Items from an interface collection
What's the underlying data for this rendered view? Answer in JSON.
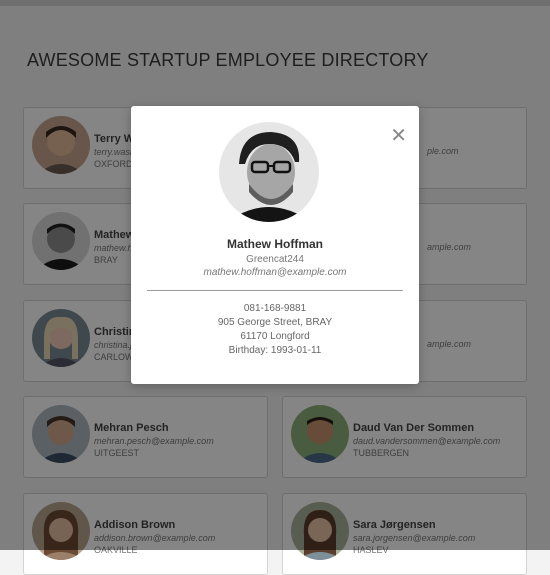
{
  "page": {
    "title": "AWESOME STARTUP EMPLOYEE DIRECTORY"
  },
  "employees": [
    {
      "name": "Terry Wa",
      "email": "terry.wasi",
      "city": "OXFORD",
      "right_email": "ple.com"
    },
    {
      "name": "Mathew",
      "email": "mathew.h",
      "city": "BRAY",
      "right_email": "ample.com"
    },
    {
      "name": "Christina",
      "email": "christina.j",
      "city": "CARLOW",
      "right_email": "ample.com"
    },
    {
      "name": "Mehran Pesch",
      "email": "mehran.pesch@example.com",
      "city": "UITGEEST"
    },
    {
      "name": "Daud Van Der Sommen",
      "email": "daud.vandersommen@example.com",
      "city": "TUBBERGEN"
    },
    {
      "name": "Addison Brown",
      "email": "addison.brown@example.com",
      "city": "OAKVILLE"
    },
    {
      "name": "Sara Jørgensen",
      "email": "sara.jorgensen@example.com",
      "city": "HASLEV"
    }
  ],
  "modal": {
    "name": "Mathew Hoffman",
    "username": "Greencat244",
    "email": "mathew.hoffman@example.com",
    "phone": "081-168-9881",
    "street": "905 George Street, BRAY",
    "postcode_city": "61170 Longford",
    "birthday": "Birthday: 1993-01-11",
    "close_symbol": "✕"
  },
  "colors": {
    "overlay": "rgba(0,0,0,0.48)",
    "card_border": "#d4d4d4",
    "text_dark": "#333333"
  }
}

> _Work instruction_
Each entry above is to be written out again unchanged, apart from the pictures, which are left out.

> _Task response_
What's the underlying data for this rendered view? Answer in JSON.
{
  "page": {
    "title": "AWESOME STARTUP EMPLOYEE DIRECTORY"
  },
  "employees": [
    {
      "name": "Terry Wa",
      "email": "terry.wasi",
      "city": "OXFORD",
      "right_email": "ple.com"
    },
    {
      "name": "Mathew",
      "email": "mathew.h",
      "city": "BRAY",
      "right_email": "ample.com"
    },
    {
      "name": "Christina",
      "email": "christina.j",
      "city": "CARLOW",
      "right_email": "ample.com"
    },
    {
      "name": "Mehran Pesch",
      "email": "mehran.pesch@example.com",
      "city": "UITGEEST"
    },
    {
      "name": "Daud Van Der Sommen",
      "email": "daud.vandersommen@example.com",
      "city": "TUBBERGEN"
    },
    {
      "name": "Addison Brown",
      "email": "addison.brown@example.com",
      "city": "OAKVILLE"
    },
    {
      "name": "Sara Jørgensen",
      "email": "sara.jorgensen@example.com",
      "city": "HASLEV"
    }
  ],
  "modal": {
    "name": "Mathew Hoffman",
    "username": "Greencat244",
    "email": "mathew.hoffman@example.com",
    "phone": "081-168-9881",
    "street": "905 George Street, BRAY",
    "postcode_city": "61170 Longford",
    "birthday": "Birthday: 1993-01-11",
    "close_symbol": "✕"
  },
  "colors": {
    "overlay": "rgba(0,0,0,0.48)",
    "card_border": "#d4d4d4",
    "text_dark": "#333333"
  }
}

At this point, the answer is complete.